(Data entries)
*** Block opens ***

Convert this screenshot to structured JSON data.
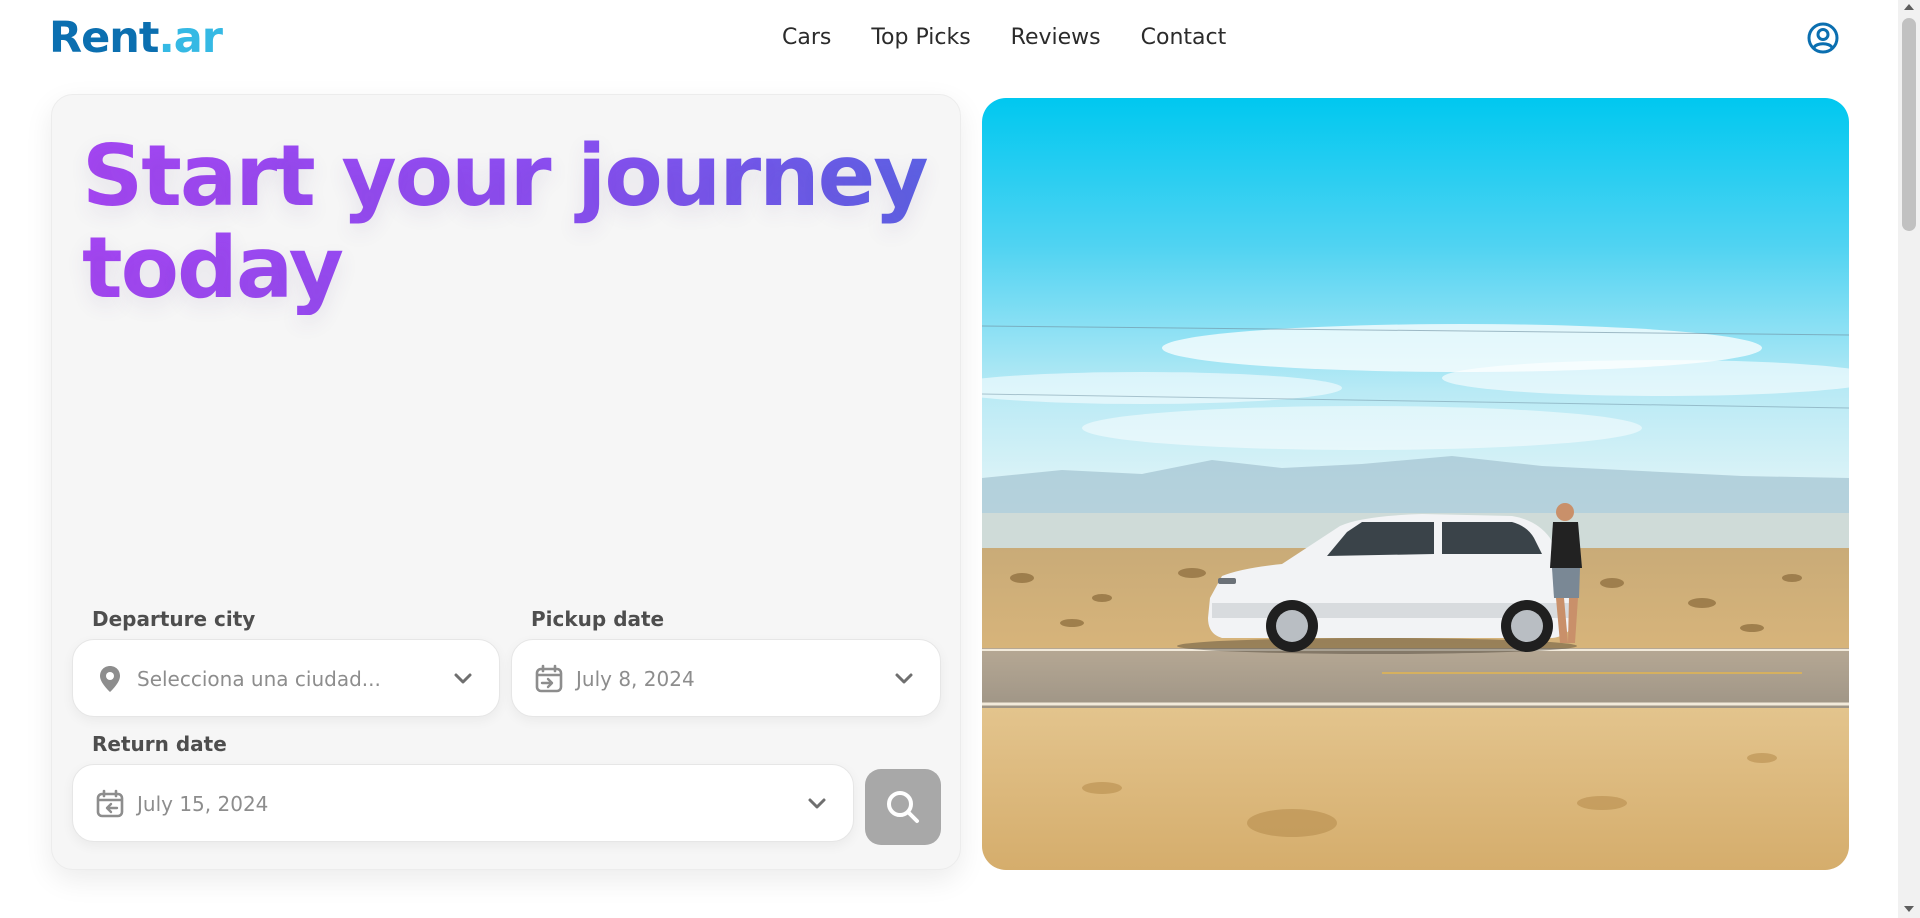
{
  "brand": {
    "logo_part1": "Rent",
    "logo_part2": ".ar",
    "color_primary": "#0b6fb0",
    "color_secondary": "#35b9e4"
  },
  "nav": {
    "items": [
      "Cars",
      "Top Picks",
      "Reviews",
      "Contact"
    ]
  },
  "header": {
    "user_icon": "user-circle-icon"
  },
  "hero": {
    "title": "Start your journey today",
    "gradient": [
      "#a546f3",
      "#5b62e4"
    ],
    "departure": {
      "label": "Departure city",
      "placeholder": "Selecciona una ciudad...",
      "icon": "location-pin-icon"
    },
    "pickup": {
      "label": "Pickup date",
      "value": "July 8, 2024",
      "icon": "calendar-arrow-in-icon"
    },
    "return": {
      "label": "Return date",
      "value": "July 15, 2024",
      "icon": "calendar-arrow-out-icon"
    },
    "search_icon": "search-icon"
  },
  "image": {
    "alt": "White SUV parked on a desert road with a man leaning on it"
  }
}
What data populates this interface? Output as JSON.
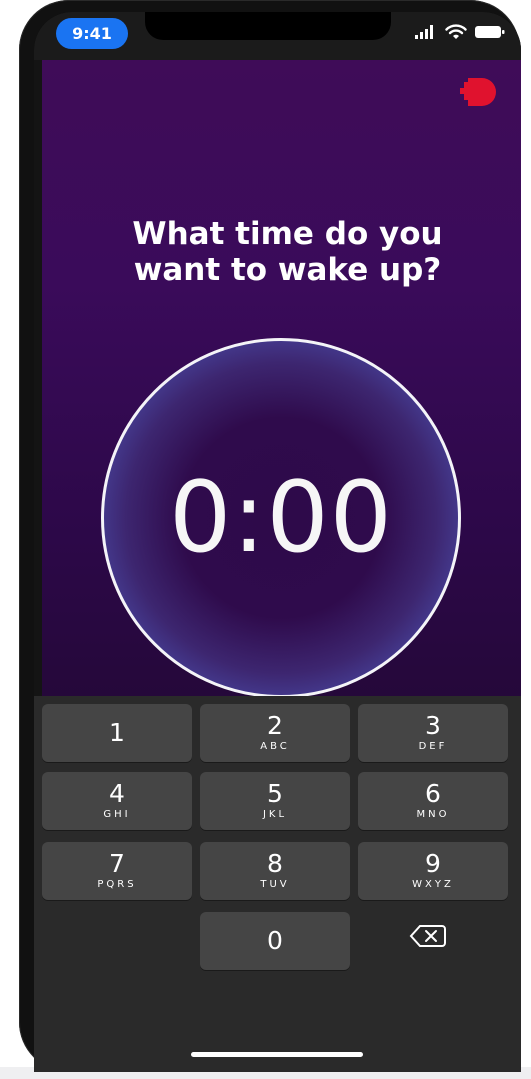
{
  "status_bar": {
    "time": "9:41",
    "icons": [
      "cellular-signal-icon",
      "wifi-icon",
      "battery-icon"
    ]
  },
  "header": {
    "menu_icon": "menu-blob-icon",
    "menu_color": "#e0122e"
  },
  "prompt": {
    "title": "What time do you\nwant to wake up?"
  },
  "alarm_input": {
    "value": "0:00"
  },
  "keypad": {
    "keys": [
      {
        "digit": "1",
        "letters": ""
      },
      {
        "digit": "2",
        "letters": "ABC"
      },
      {
        "digit": "3",
        "letters": "DEF"
      },
      {
        "digit": "4",
        "letters": "GHI"
      },
      {
        "digit": "5",
        "letters": "JKL"
      },
      {
        "digit": "6",
        "letters": "MNO"
      },
      {
        "digit": "7",
        "letters": "PQRS"
      },
      {
        "digit": "8",
        "letters": "TUV"
      },
      {
        "digit": "9",
        "letters": "WXYZ"
      },
      {
        "digit": "0",
        "letters": ""
      }
    ],
    "delete_icon": "backspace-icon"
  },
  "colors": {
    "accent_blue": "#1a74f2",
    "background_purple": "#3f0c58",
    "dial_rim": "#5360c4",
    "keyboard_bg": "#2a2a2a",
    "key_bg": "#454545"
  }
}
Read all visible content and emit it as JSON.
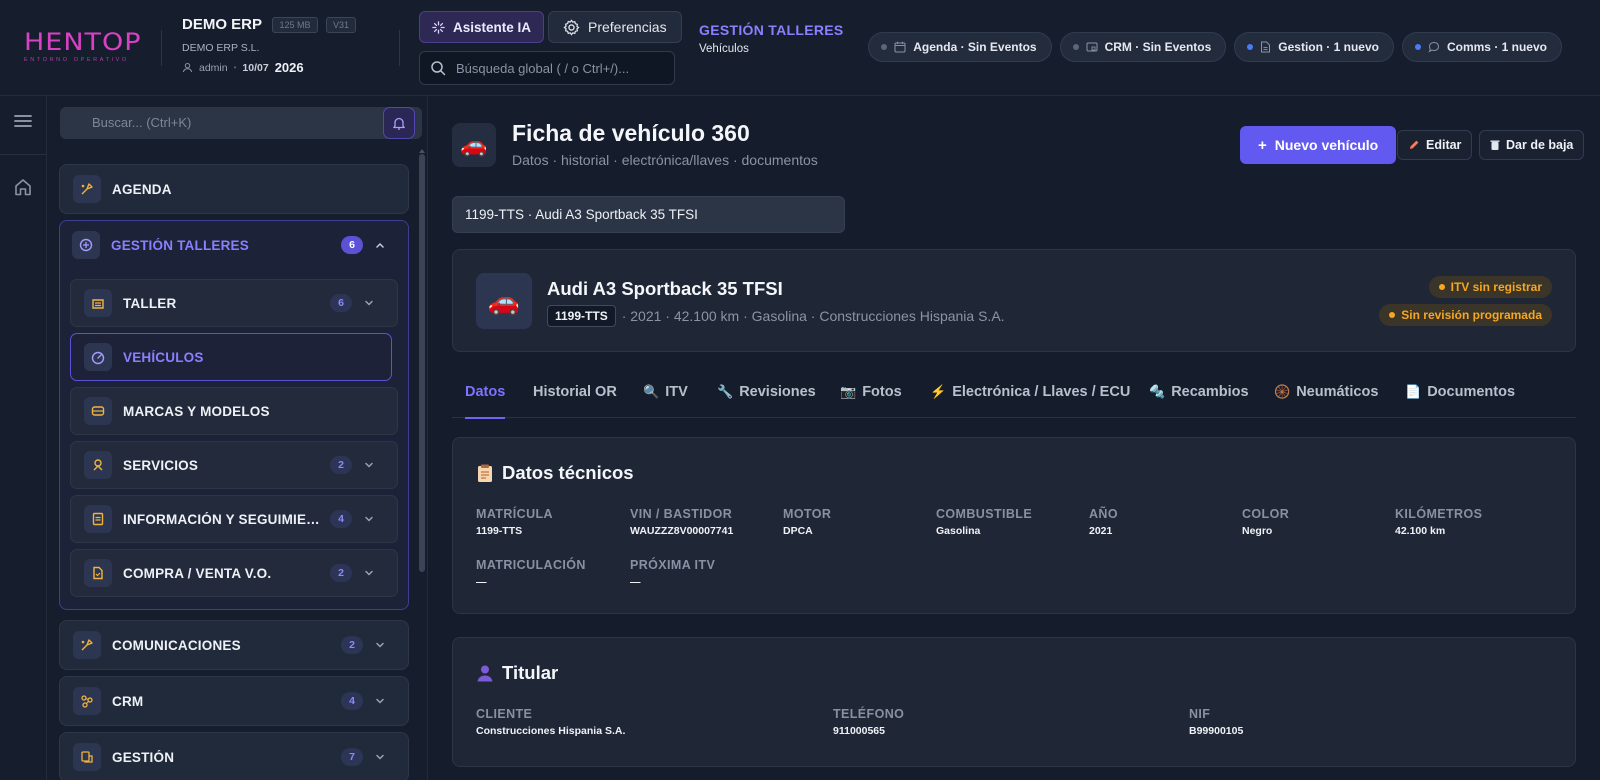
{
  "header": {
    "logo_text": "HENTOP",
    "logo_sub": "ENTORNO OPERATIVO",
    "company": "DEMO ERP",
    "badge_size": "125 MB",
    "badge_version": "V31",
    "company_sub": "DEMO ERP S.L.",
    "user": "admin",
    "date": "10/07",
    "year": "2026",
    "ai_button": "Asistente IA",
    "prefs_button": "Preferencias",
    "search_placeholder": "Búsqueda global ( / o Ctrl+/)...",
    "context_title": "GESTIÓN TALLERES",
    "context_sub": "Vehículos",
    "pills": [
      {
        "label": "Agenda · Sin Eventos",
        "icon": "calendar-icon",
        "dot": "#5c667a"
      },
      {
        "label": "CRM · Sin Eventos",
        "icon": "crm-icon",
        "dot": "#5c667a"
      },
      {
        "label": "Gestion · 1 nuevo",
        "icon": "document-icon",
        "dot": "#4a7cf5"
      },
      {
        "label": "Comms · 1 nuevo",
        "icon": "chat-icon",
        "dot": "#4a7cf5"
      }
    ]
  },
  "sidebar": {
    "search_placeholder": "Buscar... (Ctrl+K)",
    "agenda": "AGENDA",
    "group": {
      "label": "GESTIÓN TALLERES",
      "count": "6"
    },
    "sub_items": [
      {
        "label": "TALLER",
        "count": "6"
      },
      {
        "label": "VEHÍCULOS"
      },
      {
        "label": "MARCAS Y MODELOS"
      },
      {
        "label": "SERVICIOS",
        "count": "2"
      },
      {
        "label": "INFORMACIÓN Y SEGUIMIENTO",
        "count": "4"
      },
      {
        "label": "COMPRA / VENTA V.O.",
        "count": "2"
      }
    ],
    "items": [
      {
        "label": "COMUNICACIONES",
        "count": "2"
      },
      {
        "label": "CRM",
        "count": "4"
      },
      {
        "label": "GESTIÓN",
        "count": "7"
      }
    ]
  },
  "page": {
    "title": "Ficha de vehículo 360",
    "subtitle": "Datos · historial · electrónica/llaves · documentos",
    "new_button": "Nuevo vehículo",
    "edit_button": "Editar",
    "deregister_button": "Dar de baja",
    "vehicle_select": "1199-TTS · Audi A3 Sportback 35 TFSI"
  },
  "vehicle": {
    "name": "Audi A3 Sportback 35 TFSI",
    "plate": "1199-TTS",
    "meta": "· 2021 · 42.100 km · Gasolina · Construcciones Hispania S.A.",
    "badge_itv": "ITV sin registrar",
    "badge_revision": "Sin revisión programada"
  },
  "tabs": [
    {
      "label": "Datos",
      "icon": ""
    },
    {
      "label": "Historial OR",
      "icon": ""
    },
    {
      "label": "ITV",
      "icon": "🔍"
    },
    {
      "label": "Revisiones",
      "icon": "🔧"
    },
    {
      "label": "Fotos",
      "icon": "📷"
    },
    {
      "label": "Electrónica / Llaves / ECU",
      "icon": "⚡"
    },
    {
      "label": "Recambios",
      "icon": "🔩"
    },
    {
      "label": "Neumáticos",
      "icon": "🛞"
    },
    {
      "label": "Documentos",
      "icon": "📄"
    }
  ],
  "technical": {
    "title": "Datos técnicos",
    "fields": [
      {
        "label": "MATRÍCULA",
        "value": "1199-TTS"
      },
      {
        "label": "VIN / BASTIDOR",
        "value": "WAUZZZ8V00007741"
      },
      {
        "label": "MOTOR",
        "value": "DPCA"
      },
      {
        "label": "COMBUSTIBLE",
        "value": "Gasolina"
      },
      {
        "label": "AÑO",
        "value": "2021"
      },
      {
        "label": "COLOR",
        "value": "Negro"
      },
      {
        "label": "KILÓMETROS",
        "value": "42.100 km"
      },
      {
        "label": "MATRICULACIÓN",
        "value": "—"
      },
      {
        "label": "PRÓXIMA ITV",
        "value": "—"
      }
    ]
  },
  "owner": {
    "title": "Titular",
    "fields": [
      {
        "label": "CLIENTE",
        "value": "Construcciones Hispania S.A."
      },
      {
        "label": "TELÉFONO",
        "value": "911000565"
      },
      {
        "label": "NIF",
        "value": "B99900105"
      }
    ]
  },
  "colors": {
    "accent": "#6259f0",
    "accent_text": "#8a80ff",
    "logo": "#d941c4",
    "warning": "#f5a623"
  }
}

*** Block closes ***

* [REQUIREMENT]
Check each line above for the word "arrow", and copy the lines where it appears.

* [RESULT FOR THIS EXERCISE]
      "icon": "calendar-arrow-in-icon"
      "icon": "calendar-arrow-out-icon"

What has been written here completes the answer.